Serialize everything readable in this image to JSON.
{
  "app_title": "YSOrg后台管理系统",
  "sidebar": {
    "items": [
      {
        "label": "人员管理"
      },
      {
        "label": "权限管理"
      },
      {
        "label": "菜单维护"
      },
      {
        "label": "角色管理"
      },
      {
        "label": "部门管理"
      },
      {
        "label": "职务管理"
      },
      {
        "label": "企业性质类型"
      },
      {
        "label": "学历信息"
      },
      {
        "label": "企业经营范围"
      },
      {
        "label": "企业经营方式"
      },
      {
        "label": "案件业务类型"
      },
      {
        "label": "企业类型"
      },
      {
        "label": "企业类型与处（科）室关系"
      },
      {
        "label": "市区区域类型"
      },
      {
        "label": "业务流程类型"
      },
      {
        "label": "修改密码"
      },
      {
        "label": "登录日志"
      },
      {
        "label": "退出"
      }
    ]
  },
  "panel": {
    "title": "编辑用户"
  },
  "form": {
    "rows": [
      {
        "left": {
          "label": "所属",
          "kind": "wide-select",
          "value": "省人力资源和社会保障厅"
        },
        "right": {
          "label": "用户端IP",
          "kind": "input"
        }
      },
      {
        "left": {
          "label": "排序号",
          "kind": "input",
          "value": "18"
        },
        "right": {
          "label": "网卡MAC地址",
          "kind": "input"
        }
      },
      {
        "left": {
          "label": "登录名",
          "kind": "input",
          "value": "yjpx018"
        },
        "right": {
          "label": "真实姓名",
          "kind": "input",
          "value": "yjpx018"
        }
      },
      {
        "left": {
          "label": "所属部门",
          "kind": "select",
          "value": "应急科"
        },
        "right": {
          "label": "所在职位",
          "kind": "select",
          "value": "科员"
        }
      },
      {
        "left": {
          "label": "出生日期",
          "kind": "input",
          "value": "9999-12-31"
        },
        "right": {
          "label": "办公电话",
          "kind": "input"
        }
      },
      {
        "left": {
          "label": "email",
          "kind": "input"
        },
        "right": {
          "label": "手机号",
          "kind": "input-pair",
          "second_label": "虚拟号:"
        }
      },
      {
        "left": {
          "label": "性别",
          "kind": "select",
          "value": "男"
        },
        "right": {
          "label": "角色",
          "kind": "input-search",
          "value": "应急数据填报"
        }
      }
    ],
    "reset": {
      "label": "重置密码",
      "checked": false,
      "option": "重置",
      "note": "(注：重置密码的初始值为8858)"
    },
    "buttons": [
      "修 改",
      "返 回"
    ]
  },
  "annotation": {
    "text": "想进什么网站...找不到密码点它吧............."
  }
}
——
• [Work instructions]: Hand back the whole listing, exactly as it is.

• [Result of the exercise]:
Serialize everything readable in this image to JSON.
{
  "app_title": "YSOrg后台管理系统",
  "sidebar": {
    "items": [
      {
        "label": "人员管理"
      },
      {
        "label": "权限管理"
      },
      {
        "label": "菜单维护"
      },
      {
        "label": "角色管理"
      },
      {
        "label": "部门管理"
      },
      {
        "label": "职务管理"
      },
      {
        "label": "企业性质类型"
      },
      {
        "label": "学历信息"
      },
      {
        "label": "企业经营范围"
      },
      {
        "label": "企业经营方式"
      },
      {
        "label": "案件业务类型"
      },
      {
        "label": "企业类型"
      },
      {
        "label": "企业类型与处（科）室关系"
      },
      {
        "label": "市区区域类型"
      },
      {
        "label": "业务流程类型"
      },
      {
        "label": "修改密码"
      },
      {
        "label": "登录日志"
      },
      {
        "label": "退出"
      }
    ]
  },
  "panel": {
    "title": "编辑用户"
  },
  "form": {
    "rows": [
      {
        "left": {
          "label": "所属",
          "kind": "wide-select",
          "value": "省人力资源和社会保障厅"
        },
        "right": {
          "label": "用户端IP",
          "kind": "input"
        }
      },
      {
        "left": {
          "label": "排序号",
          "kind": "input",
          "value": "18"
        },
        "right": {
          "label": "网卡MAC地址",
          "kind": "input"
        }
      },
      {
        "left": {
          "label": "登录名",
          "kind": "input",
          "value": "yjpx018"
        },
        "right": {
          "label": "真实姓名",
          "kind": "input",
          "value": "yjpx018"
        }
      },
      {
        "left": {
          "label": "所属部门",
          "kind": "select",
          "value": "应急科"
        },
        "right": {
          "label": "所在职位",
          "kind": "select",
          "value": "科员"
        }
      },
      {
        "left": {
          "label": "出生日期",
          "kind": "input",
          "value": "9999-12-31"
        },
        "right": {
          "label": "办公电话",
          "kind": "input"
        }
      },
      {
        "left": {
          "label": "email",
          "kind": "input"
        },
        "right": {
          "label": "手机号",
          "kind": "input-pair",
          "second_label": "虚拟号:"
        }
      },
      {
        "left": {
          "label": "性别",
          "kind": "select",
          "value": "男"
        },
        "right": {
          "label": "角色",
          "kind": "input-search",
          "value": "应急数据填报"
        }
      }
    ],
    "reset": {
      "label": "重置密码",
      "checked": false,
      "option": "重置",
      "note": "(注：重置密码的初始值为8858)"
    },
    "buttons": [
      "修 改",
      "返 回"
    ]
  },
  "annotation": {
    "text": "想进什么网站...找不到密码点它吧............."
  }
}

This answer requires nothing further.